On what’s not new about the latest attacks on our elections, and what is.
As I traced in this Saturday Evening Post Considering History column, white supremacists and reactionaries in America have long—if not indeed always—sought to suppress the vote and interfere with free and fair elections. Not sure I need to say much more about that—that column is very much the tip of the iceberg (and only focused on violent suppression, which of course has been complemented by so many other forms over the centuries, as well as right freaking now), but I hope it makes clear just how much both the right to vote and the practice of democracy itself have been consistently threatened and targeted throughout American history. An thus, as I wrote in another recent Saturday Evening Post column, how much the activists and communities that have struggled and sacrificed to secure, keep, and practice those rights deserve our collective memory and celebration.

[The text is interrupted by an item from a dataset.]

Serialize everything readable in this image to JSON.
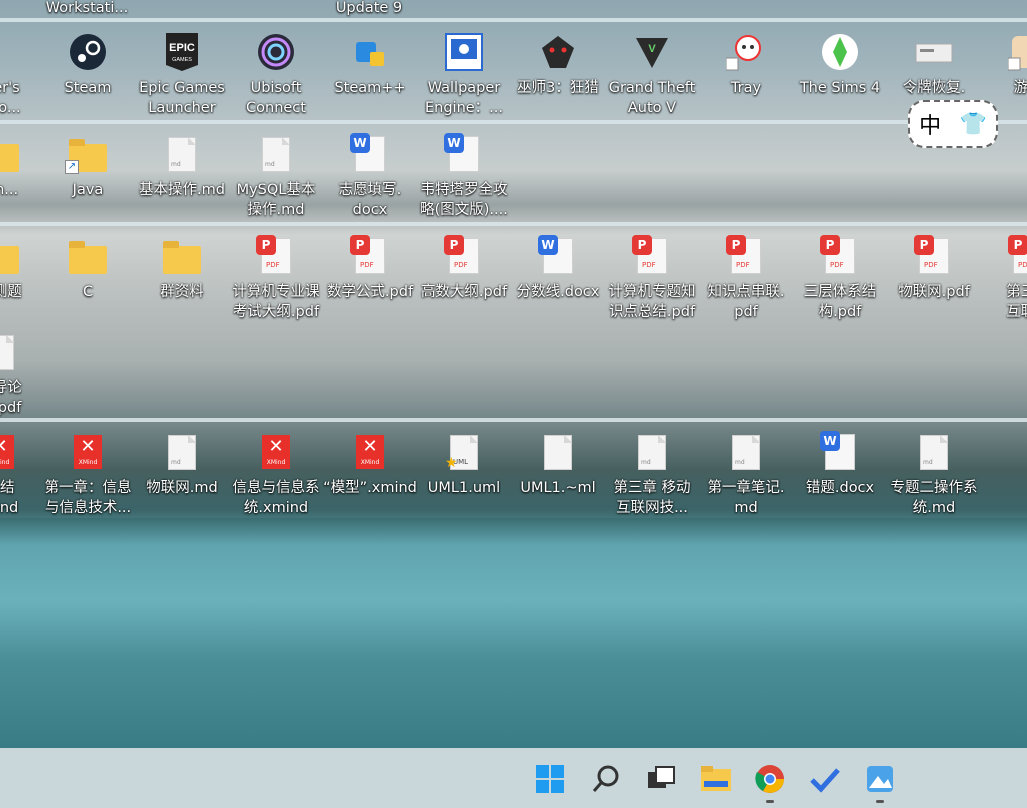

So the fact that both the 2020 election specifically and our electoral process more broadly have been under assault throughout the last two years, and certainly throughout 2022 and the lead-up to the midterm elections, is not in and of itself new nor particularly surprising. But I would argue that there are a few key components of this specific attack, the Big Lie, that are in fact both new and hugely destructive. That starts with the fact that the attack originated with an elected official, and the most prominent and powerful elected official in the country at that. As a direct result, many of those who have continued to propagate this attack are themselves either already elected officials or have been seeking office at the time, with many of them seeking precisely roles that would allow them to influence future elections. And as a corollary to those factors, but I would argue as the most striking and destructive element of all, these attacks have not been nearly as couched in the usual fake narratives (worries about voter fraud, for example), but have been far more overtly and directly dismissive of the very idea or goal of free and fair elections themselves.

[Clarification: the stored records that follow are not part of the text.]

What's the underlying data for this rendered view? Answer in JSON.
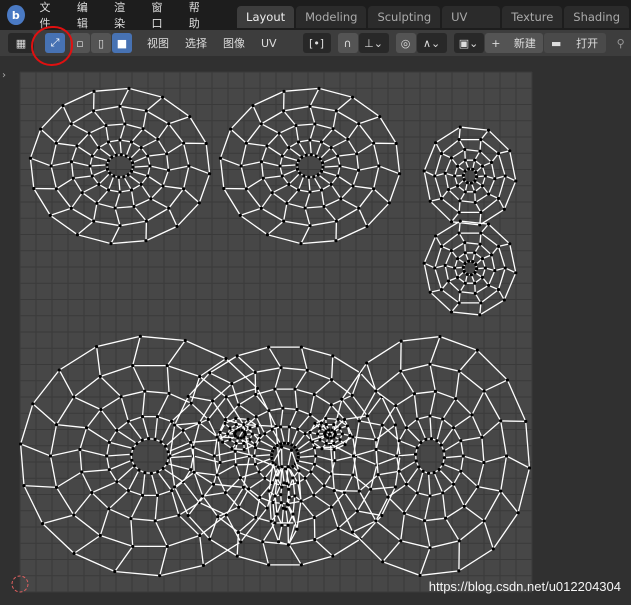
{
  "topbar": {
    "menus": [
      "文件",
      "编辑",
      "渲染",
      "窗口",
      "帮助"
    ],
    "workspaces": [
      "Layout",
      "Modeling",
      "Sculpting",
      "UV Editing",
      "Texture Paint",
      "Shading"
    ],
    "active_workspace": "Layout"
  },
  "header": {
    "menus": [
      "视图",
      "选择",
      "图像",
      "UV"
    ],
    "new_label": "新建",
    "open_label": "打开",
    "icons": [
      "editor-type-icon",
      "uv-sync-selection-icon",
      "vertex-select-icon",
      "edge-select-icon",
      "face-select-icon",
      "pivot-icon",
      "snap-icon",
      "snap-increment-icon",
      "proportional-edit-icon",
      "falloff-icon",
      "image-browse-icon",
      "plus-icon",
      "folder-icon",
      "pin-icon"
    ]
  },
  "colors": {
    "accent": "#4772b3",
    "annotation": "#e01010"
  },
  "watermark": "https://blog.csdn.net/u012204304"
}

So yeah, the Big Lie is both an echo of the worst of American history and some brand new devilry. Fortunately, many of its advocates were defeated in those midterm elections; but of course its most famous advocate has announced that he is once again running for office, seeking to participate in the same system and democracy that he and his allies and supporters have worked so tirelessly to undermine and destroy. Which is to say, as I transition to next week’s New Year’s series, politics and America in 2023 are likely to be just as dominated by the Big Lie as was 2022. La lucha continua, my friends.

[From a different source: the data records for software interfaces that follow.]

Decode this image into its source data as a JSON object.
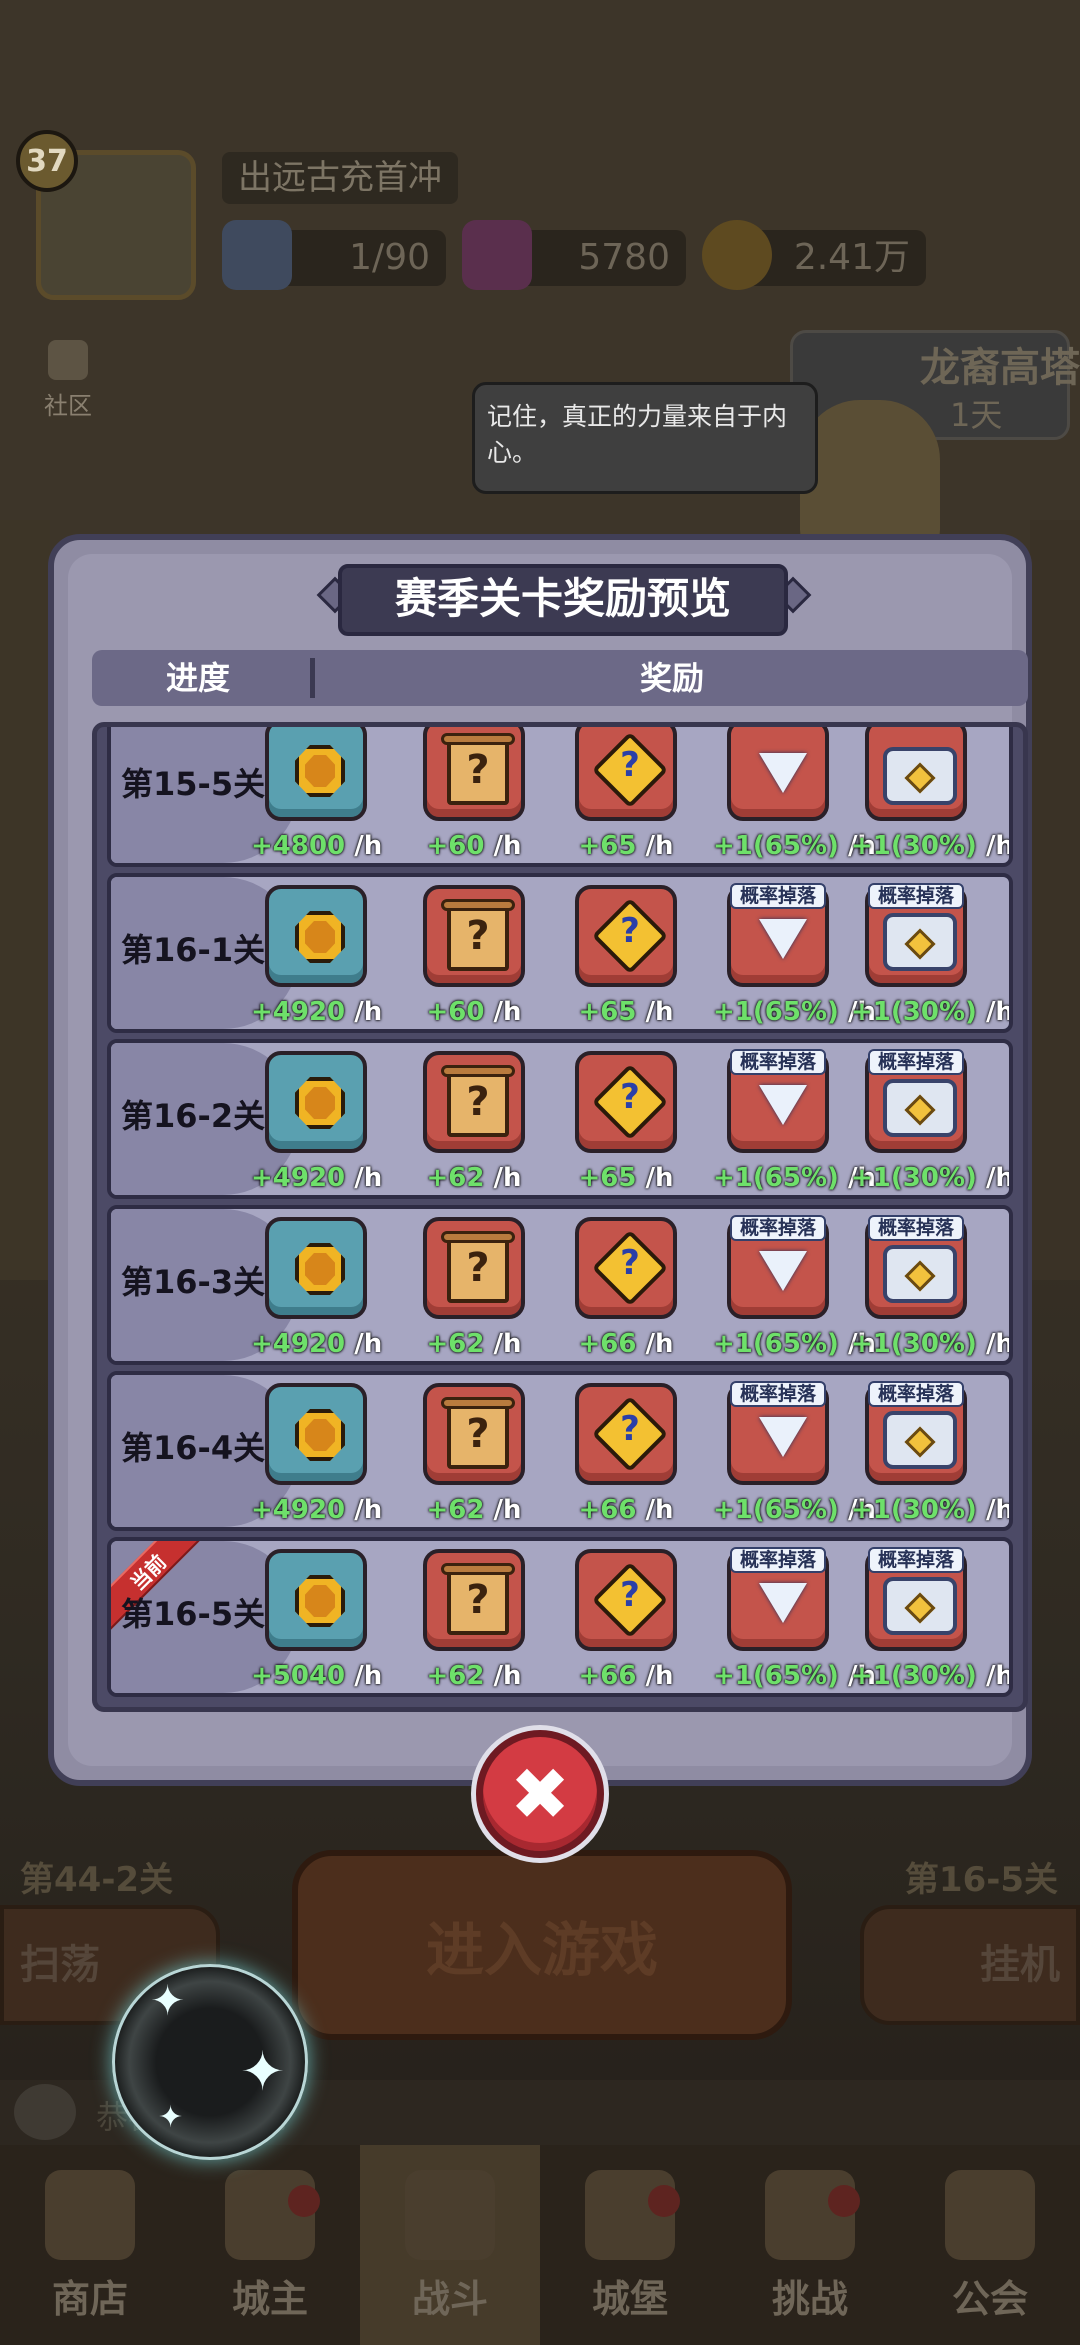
{
  "background": {
    "player_level": "37",
    "player_name": "出远古充首冲",
    "energy": "1/90",
    "gems": "5780",
    "gold": "2.41万",
    "community_label": "社区",
    "tower_name": "龙裔高塔",
    "tower_days": "1天",
    "speech": "记住，真正的力量来自于内心。",
    "stage_left": "第44-2关",
    "stage_right": "第16-5关",
    "sweep_label": "扫荡",
    "enter_label": "进入游戏",
    "idle_label": "挂机",
    "chat_text": "恭喜...新纪元"
  },
  "modal": {
    "title": "赛季关卡奖励预览",
    "col_progress": "进度",
    "col_reward": "奖励",
    "prob_tag": "概率掉落",
    "unit": "/h",
    "current_tag": "当前",
    "rows": [
      {
        "stage": "第15-5关",
        "gold": "+4800",
        "scroll": "+60",
        "puzzle": "+65",
        "gem": "+1(65%)",
        "chest": "+1(30%)"
      },
      {
        "stage": "第16-1关",
        "gold": "+4920",
        "scroll": "+60",
        "puzzle": "+65",
        "gem": "+1(65%)",
        "chest": "+1(30%)"
      },
      {
        "stage": "第16-2关",
        "gold": "+4920",
        "scroll": "+62",
        "puzzle": "+65",
        "gem": "+1(65%)",
        "chest": "+1(30%)"
      },
      {
        "stage": "第16-3关",
        "gold": "+4920",
        "scroll": "+62",
        "puzzle": "+66",
        "gem": "+1(65%)",
        "chest": "+1(30%)"
      },
      {
        "stage": "第16-4关",
        "gold": "+4920",
        "scroll": "+62",
        "puzzle": "+66",
        "gem": "+1(65%)",
        "chest": "+1(30%)"
      },
      {
        "stage": "第16-5关",
        "gold": "+5040",
        "scroll": "+62",
        "puzzle": "+66",
        "gem": "+1(65%)",
        "chest": "+1(30%)"
      }
    ]
  },
  "nav": [
    {
      "label": "商店",
      "icon": "shop-icon"
    },
    {
      "label": "城主",
      "icon": "crown-icon"
    },
    {
      "label": "战斗",
      "icon": "swords-icon"
    },
    {
      "label": "城堡",
      "icon": "castle-icon"
    },
    {
      "label": "挑战",
      "icon": "challenge-icon"
    },
    {
      "label": "公会",
      "icon": "guild-icon"
    }
  ],
  "close_glyph": "✖"
}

December Recap this weekend,
PS. What do you think? Other parts of 2022 you’d reflect on?